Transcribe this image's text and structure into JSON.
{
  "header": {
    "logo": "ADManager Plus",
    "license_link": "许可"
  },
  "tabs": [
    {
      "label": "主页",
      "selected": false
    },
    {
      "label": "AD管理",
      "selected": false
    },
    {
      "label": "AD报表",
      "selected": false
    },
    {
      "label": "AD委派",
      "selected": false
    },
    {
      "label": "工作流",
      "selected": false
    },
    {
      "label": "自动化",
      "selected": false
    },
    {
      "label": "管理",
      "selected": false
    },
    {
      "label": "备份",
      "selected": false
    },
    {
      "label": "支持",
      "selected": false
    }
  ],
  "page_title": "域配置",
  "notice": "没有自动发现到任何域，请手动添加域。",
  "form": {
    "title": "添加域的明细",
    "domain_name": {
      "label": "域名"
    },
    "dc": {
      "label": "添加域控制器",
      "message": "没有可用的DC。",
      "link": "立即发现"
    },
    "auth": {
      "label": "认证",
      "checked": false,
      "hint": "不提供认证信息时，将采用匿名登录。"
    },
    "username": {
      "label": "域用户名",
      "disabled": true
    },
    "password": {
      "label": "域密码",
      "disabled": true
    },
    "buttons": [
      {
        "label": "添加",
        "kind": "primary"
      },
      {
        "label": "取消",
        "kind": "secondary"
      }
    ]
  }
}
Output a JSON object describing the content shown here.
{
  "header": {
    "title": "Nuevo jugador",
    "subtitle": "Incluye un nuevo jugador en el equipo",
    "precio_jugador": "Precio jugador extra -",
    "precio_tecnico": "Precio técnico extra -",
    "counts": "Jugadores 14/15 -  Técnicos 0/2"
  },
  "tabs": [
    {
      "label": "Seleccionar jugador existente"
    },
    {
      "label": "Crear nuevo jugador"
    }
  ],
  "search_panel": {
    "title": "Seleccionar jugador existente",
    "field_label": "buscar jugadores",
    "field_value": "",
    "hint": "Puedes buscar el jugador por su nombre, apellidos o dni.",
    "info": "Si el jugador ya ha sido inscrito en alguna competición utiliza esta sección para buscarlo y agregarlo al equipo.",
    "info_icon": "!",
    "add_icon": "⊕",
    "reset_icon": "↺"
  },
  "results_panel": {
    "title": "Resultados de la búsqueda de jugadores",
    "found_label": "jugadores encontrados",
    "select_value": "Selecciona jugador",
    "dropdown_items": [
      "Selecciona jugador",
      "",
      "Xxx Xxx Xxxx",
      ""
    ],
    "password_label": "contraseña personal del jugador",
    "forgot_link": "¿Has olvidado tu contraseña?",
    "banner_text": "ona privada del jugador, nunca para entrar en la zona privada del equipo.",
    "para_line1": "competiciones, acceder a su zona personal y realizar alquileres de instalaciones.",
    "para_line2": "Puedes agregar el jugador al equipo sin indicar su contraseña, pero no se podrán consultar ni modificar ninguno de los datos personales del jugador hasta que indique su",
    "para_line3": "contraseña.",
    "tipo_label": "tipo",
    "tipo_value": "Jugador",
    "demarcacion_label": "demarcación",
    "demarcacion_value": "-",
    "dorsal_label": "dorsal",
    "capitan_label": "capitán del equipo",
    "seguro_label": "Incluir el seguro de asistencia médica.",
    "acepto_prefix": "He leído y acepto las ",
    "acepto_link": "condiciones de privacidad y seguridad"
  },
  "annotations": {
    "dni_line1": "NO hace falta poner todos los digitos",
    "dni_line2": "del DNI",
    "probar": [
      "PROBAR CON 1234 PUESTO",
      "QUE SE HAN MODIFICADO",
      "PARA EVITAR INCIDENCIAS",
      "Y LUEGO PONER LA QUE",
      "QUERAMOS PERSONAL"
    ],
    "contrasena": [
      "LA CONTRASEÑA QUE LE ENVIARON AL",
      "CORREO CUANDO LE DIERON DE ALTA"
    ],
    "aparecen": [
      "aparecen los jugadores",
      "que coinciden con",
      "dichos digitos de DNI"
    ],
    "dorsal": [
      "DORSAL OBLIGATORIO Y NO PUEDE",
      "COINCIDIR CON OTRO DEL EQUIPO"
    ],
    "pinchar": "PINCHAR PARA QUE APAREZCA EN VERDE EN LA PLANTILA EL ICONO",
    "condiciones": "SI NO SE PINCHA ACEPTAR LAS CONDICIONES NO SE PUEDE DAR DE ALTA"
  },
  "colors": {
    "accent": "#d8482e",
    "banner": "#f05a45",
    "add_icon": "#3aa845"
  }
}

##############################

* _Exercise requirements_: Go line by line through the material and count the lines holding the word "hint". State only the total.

* _Solution for this task_: 2